▶ **AIM OF THE TASK**
For the data that follows, give the number of lines in which "false" appears. Add nothing to it.

[Interface dataset entries]
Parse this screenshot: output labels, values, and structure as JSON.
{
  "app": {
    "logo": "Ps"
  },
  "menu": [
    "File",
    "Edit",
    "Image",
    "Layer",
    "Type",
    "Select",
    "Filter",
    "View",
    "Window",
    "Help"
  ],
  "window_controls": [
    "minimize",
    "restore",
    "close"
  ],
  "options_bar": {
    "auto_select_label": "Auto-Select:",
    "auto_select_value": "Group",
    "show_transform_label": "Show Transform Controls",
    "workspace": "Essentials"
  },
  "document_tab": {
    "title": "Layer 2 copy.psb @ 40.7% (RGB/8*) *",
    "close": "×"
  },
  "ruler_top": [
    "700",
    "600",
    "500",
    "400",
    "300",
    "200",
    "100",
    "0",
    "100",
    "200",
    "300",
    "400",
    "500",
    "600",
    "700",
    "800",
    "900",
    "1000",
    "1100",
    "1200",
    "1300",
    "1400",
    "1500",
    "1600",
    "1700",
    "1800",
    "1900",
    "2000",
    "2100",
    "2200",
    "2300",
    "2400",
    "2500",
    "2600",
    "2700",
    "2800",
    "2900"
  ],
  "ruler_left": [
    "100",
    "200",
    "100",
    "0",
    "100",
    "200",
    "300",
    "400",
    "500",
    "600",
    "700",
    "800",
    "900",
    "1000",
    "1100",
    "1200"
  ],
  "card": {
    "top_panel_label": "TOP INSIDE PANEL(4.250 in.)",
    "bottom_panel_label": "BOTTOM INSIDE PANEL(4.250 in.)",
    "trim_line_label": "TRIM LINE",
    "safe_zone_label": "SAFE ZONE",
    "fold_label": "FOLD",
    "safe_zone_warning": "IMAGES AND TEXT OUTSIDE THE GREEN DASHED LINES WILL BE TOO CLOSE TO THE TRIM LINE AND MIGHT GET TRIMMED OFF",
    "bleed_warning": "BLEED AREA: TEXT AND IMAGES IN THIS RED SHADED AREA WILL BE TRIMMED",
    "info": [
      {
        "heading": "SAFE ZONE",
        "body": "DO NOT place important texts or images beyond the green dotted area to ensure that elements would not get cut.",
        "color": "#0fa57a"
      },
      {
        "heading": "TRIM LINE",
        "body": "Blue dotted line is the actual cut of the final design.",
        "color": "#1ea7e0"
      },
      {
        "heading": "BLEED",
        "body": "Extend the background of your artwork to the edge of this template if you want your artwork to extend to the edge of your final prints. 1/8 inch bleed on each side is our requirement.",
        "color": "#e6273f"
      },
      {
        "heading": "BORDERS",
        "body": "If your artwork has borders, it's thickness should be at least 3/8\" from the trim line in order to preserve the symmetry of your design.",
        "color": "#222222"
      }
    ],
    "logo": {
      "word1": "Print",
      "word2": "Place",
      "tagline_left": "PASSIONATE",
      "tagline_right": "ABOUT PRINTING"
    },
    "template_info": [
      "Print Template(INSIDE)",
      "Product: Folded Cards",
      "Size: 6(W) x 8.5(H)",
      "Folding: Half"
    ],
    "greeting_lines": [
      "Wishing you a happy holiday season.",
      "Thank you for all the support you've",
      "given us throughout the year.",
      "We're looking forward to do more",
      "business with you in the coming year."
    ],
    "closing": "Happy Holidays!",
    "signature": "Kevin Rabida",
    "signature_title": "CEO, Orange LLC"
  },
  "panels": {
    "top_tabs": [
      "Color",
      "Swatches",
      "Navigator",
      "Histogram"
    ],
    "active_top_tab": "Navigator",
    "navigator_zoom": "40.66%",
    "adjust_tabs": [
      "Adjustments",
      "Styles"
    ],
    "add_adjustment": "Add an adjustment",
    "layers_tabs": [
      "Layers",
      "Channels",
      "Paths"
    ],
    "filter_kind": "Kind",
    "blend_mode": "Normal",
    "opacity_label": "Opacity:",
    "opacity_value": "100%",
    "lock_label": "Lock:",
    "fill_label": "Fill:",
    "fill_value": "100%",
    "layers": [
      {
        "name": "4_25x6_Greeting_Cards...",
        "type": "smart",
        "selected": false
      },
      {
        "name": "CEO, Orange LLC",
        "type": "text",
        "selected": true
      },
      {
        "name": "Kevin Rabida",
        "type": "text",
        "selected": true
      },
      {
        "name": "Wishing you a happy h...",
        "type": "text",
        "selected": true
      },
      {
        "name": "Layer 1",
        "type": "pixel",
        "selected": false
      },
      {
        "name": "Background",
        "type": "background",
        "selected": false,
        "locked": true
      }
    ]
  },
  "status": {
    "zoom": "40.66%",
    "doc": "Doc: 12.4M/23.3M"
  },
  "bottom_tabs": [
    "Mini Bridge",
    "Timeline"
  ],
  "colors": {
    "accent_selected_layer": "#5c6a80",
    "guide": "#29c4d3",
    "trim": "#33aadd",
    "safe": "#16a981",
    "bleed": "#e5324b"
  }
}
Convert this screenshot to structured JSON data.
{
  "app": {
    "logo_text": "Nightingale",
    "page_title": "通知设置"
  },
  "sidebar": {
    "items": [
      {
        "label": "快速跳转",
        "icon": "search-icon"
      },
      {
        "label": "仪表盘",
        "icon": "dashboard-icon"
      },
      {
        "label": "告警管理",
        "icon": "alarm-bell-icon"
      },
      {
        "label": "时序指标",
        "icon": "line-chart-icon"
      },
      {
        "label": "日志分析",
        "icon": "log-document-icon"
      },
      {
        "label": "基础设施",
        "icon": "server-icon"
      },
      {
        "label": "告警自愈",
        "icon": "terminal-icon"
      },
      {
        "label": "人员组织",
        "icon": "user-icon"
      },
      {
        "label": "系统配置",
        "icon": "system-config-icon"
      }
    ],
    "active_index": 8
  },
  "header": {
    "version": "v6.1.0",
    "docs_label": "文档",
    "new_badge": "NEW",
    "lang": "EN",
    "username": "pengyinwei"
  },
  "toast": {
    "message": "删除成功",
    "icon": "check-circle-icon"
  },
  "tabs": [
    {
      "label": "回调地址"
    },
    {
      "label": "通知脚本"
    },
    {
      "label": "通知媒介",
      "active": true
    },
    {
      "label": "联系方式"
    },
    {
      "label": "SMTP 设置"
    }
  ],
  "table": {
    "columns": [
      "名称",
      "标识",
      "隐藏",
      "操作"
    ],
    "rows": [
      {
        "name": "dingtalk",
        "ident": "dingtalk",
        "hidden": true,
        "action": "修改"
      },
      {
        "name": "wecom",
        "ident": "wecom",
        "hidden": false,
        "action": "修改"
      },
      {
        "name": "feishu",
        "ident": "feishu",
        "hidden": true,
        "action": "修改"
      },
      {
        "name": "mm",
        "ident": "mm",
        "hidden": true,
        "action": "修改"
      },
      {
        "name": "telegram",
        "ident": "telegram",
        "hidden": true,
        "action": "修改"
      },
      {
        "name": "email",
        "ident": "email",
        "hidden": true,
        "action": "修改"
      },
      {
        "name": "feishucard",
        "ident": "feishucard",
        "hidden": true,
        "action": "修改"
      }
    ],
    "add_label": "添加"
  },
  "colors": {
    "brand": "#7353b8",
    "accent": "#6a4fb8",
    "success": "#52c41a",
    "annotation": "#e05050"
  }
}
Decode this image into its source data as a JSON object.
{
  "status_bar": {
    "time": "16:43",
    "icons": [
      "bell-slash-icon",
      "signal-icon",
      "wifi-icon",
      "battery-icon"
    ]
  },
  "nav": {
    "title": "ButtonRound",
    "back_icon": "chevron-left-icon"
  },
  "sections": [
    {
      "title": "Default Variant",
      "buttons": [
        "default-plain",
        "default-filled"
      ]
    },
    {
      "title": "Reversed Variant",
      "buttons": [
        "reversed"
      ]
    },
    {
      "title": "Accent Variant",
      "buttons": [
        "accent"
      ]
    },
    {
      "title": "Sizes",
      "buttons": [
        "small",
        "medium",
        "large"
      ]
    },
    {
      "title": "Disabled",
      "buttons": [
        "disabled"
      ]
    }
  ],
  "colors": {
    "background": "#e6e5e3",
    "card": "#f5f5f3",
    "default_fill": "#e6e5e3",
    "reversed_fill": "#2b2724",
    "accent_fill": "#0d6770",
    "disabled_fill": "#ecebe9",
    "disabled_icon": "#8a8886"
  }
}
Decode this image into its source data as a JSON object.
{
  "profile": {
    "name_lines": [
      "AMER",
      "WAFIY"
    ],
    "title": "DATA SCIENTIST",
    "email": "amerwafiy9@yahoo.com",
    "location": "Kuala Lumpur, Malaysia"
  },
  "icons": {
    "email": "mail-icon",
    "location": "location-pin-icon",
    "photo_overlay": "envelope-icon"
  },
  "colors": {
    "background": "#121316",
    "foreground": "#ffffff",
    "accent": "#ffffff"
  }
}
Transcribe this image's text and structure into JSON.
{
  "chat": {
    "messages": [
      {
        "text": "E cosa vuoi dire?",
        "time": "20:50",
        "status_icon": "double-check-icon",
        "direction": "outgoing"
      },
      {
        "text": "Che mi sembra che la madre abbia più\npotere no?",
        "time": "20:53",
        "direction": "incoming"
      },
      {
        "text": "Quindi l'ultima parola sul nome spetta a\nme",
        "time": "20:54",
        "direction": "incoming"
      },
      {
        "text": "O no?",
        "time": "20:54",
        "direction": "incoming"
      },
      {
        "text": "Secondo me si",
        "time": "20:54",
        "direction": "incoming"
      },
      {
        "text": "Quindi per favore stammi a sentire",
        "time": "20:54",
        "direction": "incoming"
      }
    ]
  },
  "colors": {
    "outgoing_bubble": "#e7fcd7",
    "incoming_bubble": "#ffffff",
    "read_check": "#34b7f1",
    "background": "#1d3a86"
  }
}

▶ **ANSWER SECTION**
4